Note, pages in Top Stories are cached versions of the same pages. That means, whenever a visitor clicks on the page in the carousel, the link goes back to Google, not the publisher’s website. To avoid your page getting duplicated, be sure to use a canonical tag (an HTML element that allows you to specify the preferred version of the web page) to the desktop URL.
Limitations of AMP
There are certain restrictions to what you can and cannot use in your code when building an AMP page. We have put together the most important ones.
- AMP Cascading Style Sheets (CSS)
All CSS must be inline and size-bound. This will ensure a good CSS practice. The inline sheet limit is now 75kB, a slight lift from the previous 50kB. However, it is still a rather restrictive framework.
- AMP JS
Custom JS is allowed in amp-script, and third-party JS is allowed in iframes as they don’t cause performance downgrade. Note, the script limit is 150kB.
- Brand Identity
When users land on your page from Google AMP viewer, they do not see your web page URL. This is because Google only puts cached content in its top placements, such as Top Stories. The original URL is stored under the info button at the top of the AMP page.
Not only is this confusing for the readers, but visitors also cannot check the authenticity of the page they landed on (for example, by clicking on the SSL certificate). Luckily, there are technical solutions to this limitation that allow AMP pages to be served from a cache but also contain an original URL in the browser’s navigation bar.
- Double Legwork
Just like with a regular page, once your AMP page is live, you will still need to optimize to make it SEO-friendly.
Related article: Are Internal and External Links Important for SEO in 2020?
Due to ‘swipe’ functionality, users engage less with the content because they’re encouraged to read related content from different publishers. So publishers may not see a huge increase in engagement rates.
If you want to know more about restrictions, Github put together a complete list of AMP required markups so webmasters can decide if it’s worth their efforts.
AMP Ad Integration
Google promised to ensure that AMP does not strip down your ad revenue and supports a wide range of ad formats and ad networks.

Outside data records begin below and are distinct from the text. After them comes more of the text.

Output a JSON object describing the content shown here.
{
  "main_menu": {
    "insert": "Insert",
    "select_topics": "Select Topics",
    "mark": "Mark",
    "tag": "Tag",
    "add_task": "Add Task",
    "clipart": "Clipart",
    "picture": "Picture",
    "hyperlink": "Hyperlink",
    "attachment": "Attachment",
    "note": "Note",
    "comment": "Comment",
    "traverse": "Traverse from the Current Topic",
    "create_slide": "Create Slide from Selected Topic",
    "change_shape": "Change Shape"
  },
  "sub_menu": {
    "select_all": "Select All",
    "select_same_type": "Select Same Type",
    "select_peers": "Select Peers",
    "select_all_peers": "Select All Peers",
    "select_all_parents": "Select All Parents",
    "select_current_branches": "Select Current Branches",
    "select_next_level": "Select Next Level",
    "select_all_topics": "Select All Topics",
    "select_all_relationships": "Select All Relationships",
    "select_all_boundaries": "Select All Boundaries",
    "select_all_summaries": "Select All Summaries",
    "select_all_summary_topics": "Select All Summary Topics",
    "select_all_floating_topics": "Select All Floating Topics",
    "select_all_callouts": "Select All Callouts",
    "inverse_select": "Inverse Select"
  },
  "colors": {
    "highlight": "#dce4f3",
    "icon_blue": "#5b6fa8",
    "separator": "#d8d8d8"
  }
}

Some of the most popular ad networks currently using the amp-ads functionality include Adform, AppNexus, Criteo, Index Exchange, and more. You can see the full list here.
AMP does not support certain ad formats, such as interstitials. However, it still should not decrease your ad revenue.
Related article: How to Increase Ad Revenue | Success Formula and Proven Solutions
With AMP, your ads will take a shorter time to load because of the reduced size. This means higher ad viewability and click-through rates.
Header bidding wrapper, which is Setupad’s specialty, can also be integrated with AMP. It will allow it to generate more ad requests with Real Time Config (RTC) and reach maximum CPMs.
Should I use AMP?
The success of AMP varies greatly from website to website. Media sites generally do well with AMP, so if you are a publisher with a blog or a news section, we suggest you give it a try.
It might also be a good idea to test AMP if your competitors are already using this technology. There is little data about the success with e-commerce sites.
On the other hand, many developers believe it is possible to build fast-loading websites without sacrificing rich multimedia objects and advanced features. Cloudflare for Mobile is an example of an alternative solution that boasts similar features and speed as AMP.
At this point, we leave it to you to make an informed decision whether you think AMP is right for your site.